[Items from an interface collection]
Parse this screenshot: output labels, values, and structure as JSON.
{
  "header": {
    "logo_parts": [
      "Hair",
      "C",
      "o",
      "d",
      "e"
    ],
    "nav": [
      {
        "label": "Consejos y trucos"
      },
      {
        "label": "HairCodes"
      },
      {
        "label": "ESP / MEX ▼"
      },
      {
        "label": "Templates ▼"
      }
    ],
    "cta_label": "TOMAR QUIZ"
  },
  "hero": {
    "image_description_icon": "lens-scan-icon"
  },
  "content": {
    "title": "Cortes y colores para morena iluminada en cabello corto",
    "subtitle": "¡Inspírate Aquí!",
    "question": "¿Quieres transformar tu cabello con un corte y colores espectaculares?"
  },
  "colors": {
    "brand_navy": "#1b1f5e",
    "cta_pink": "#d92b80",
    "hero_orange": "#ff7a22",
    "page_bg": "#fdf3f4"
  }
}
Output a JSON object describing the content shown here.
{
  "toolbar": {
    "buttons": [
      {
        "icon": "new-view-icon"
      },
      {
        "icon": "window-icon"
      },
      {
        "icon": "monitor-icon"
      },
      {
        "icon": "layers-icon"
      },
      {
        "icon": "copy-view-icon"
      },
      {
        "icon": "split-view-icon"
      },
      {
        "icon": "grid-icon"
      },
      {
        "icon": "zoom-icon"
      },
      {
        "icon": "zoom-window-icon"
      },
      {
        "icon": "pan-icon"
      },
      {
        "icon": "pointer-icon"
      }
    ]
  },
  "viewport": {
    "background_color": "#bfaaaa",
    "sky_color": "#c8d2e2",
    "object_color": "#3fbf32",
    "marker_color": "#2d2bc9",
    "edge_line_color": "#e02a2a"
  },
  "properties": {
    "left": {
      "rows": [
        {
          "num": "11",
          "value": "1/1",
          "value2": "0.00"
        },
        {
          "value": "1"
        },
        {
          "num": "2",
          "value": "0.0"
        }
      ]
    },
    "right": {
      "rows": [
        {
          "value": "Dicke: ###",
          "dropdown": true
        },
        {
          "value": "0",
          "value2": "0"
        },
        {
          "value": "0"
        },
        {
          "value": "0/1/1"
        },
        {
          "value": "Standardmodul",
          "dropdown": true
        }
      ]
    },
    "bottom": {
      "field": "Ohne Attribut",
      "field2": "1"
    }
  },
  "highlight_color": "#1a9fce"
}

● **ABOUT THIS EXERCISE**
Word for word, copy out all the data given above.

● **SOLUTION FOR THIS PROBLEM**
Parse this screenshot: output labels, values, and structure as JSON.
{
  "header": {
    "logo_parts": [
      "Hair",
      "C",
      "o",
      "d",
      "e"
    ],
    "nav": [
      {
        "label": "Consejos y trucos"
      },
      {
        "label": "HairCodes"
      },
      {
        "label": "ESP / MEX ▼"
      },
      {
        "label": "Templates ▼"
      }
    ],
    "cta_label": "TOMAR QUIZ"
  },
  "hero": {
    "image_description_icon": "lens-scan-icon"
  },
  "content": {
    "title": "Cortes y colores para morena iluminada en cabello corto",
    "subtitle": "¡Inspírate Aquí!",
    "question": "¿Quieres transformar tu cabello con un corte y colores espectaculares?"
  },
  "colors": {
    "brand_navy": "#1b1f5e",
    "cta_pink": "#d92b80",
    "hero_orange": "#ff7a22",
    "page_bg": "#fdf3f4"
  }
}
Output a JSON object describing the content shown here.
{
  "toolbar": {
    "buttons": [
      {
        "icon": "new-view-icon"
      },
      {
        "icon": "window-icon"
      },
      {
        "icon": "monitor-icon"
      },
      {
        "icon": "layers-icon"
      },
      {
        "icon": "copy-view-icon"
      },
      {
        "icon": "split-view-icon"
      },
      {
        "icon": "grid-icon"
      },
      {
        "icon": "zoom-icon"
      },
      {
        "icon": "zoom-window-icon"
      },
      {
        "icon": "pan-icon"
      },
      {
        "icon": "pointer-icon"
      }
    ]
  },
  "viewport": {
    "background_color": "#bfaaaa",
    "sky_color": "#c8d2e2",
    "object_color": "#3fbf32",
    "marker_color": "#2d2bc9",
    "edge_line_color": "#e02a2a"
  },
  "properties": {
    "left": {
      "rows": [
        {
          "num": "11",
          "value": "1/1",
          "value2": "0.00"
        },
        {
          "value": "1"
        },
        {
          "num": "2",
          "value": "0.0"
        }
      ]
    },
    "right": {
      "rows": [
        {
          "value": "Dicke: ###",
          "dropdown": true
        },
        {
          "value": "0",
          "value2": "0"
        },
        {
          "value": "0"
        },
        {
          "value": "0/1/1"
        },
        {
          "value": "Standardmodul",
          "dropdown": true
        }
      ]
    },
    "bottom": {
      "field": "Ohne Attribut",
      "field2": "1"
    }
  },
  "highlight_color": "#1a9fce"
}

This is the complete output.